→ ACTIVITY
Your answer must be one number: the count of lines below that hold the word "title".

Web page and app entries
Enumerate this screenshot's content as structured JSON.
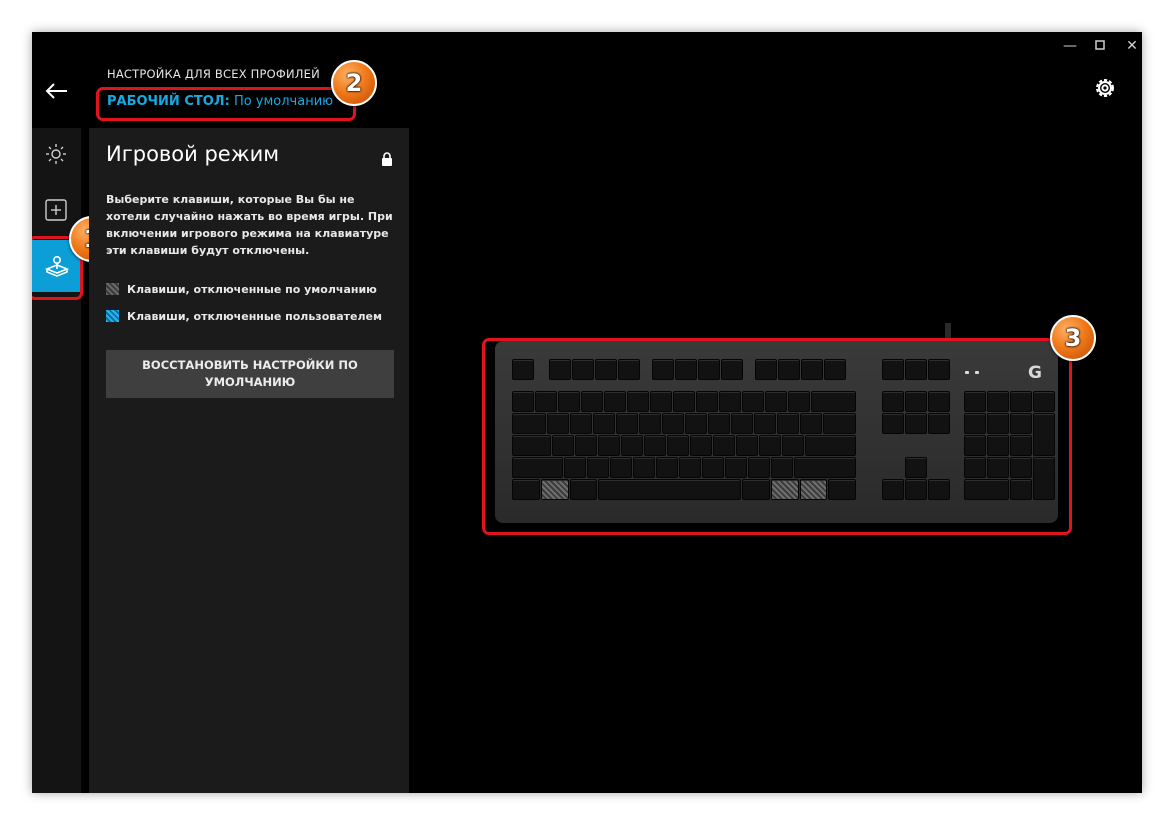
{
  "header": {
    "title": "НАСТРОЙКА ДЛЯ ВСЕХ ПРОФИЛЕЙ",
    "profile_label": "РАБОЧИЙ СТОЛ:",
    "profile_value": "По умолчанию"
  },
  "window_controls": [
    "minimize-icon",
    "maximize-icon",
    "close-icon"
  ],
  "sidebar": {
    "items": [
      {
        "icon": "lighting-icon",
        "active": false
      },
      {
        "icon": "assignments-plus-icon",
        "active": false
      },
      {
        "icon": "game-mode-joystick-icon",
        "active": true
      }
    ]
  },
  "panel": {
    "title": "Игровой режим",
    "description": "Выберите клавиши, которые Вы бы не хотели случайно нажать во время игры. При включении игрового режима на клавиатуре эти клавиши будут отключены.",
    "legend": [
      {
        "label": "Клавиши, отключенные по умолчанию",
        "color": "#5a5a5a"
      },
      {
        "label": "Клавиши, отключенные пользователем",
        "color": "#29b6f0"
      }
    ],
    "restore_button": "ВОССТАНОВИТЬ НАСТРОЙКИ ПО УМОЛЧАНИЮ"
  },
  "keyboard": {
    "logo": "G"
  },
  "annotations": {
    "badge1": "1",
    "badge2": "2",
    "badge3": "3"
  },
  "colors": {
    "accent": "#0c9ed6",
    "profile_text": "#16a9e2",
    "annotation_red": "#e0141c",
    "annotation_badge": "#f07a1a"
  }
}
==
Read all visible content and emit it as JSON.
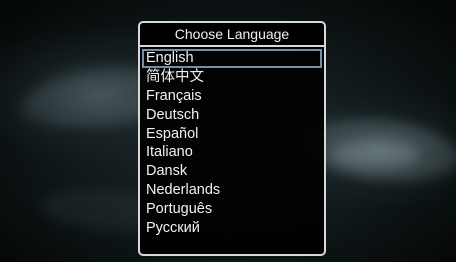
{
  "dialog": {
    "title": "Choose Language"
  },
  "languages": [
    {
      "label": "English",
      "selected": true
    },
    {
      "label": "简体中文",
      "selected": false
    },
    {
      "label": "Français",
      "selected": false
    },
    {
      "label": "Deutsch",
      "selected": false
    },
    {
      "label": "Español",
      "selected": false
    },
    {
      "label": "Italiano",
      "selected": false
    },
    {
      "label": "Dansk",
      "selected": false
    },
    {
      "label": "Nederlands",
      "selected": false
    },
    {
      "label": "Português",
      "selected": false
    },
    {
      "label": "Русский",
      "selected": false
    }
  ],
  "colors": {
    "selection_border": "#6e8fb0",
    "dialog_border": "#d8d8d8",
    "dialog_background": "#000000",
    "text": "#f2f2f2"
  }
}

→ ANSWER TO THIS TASK
3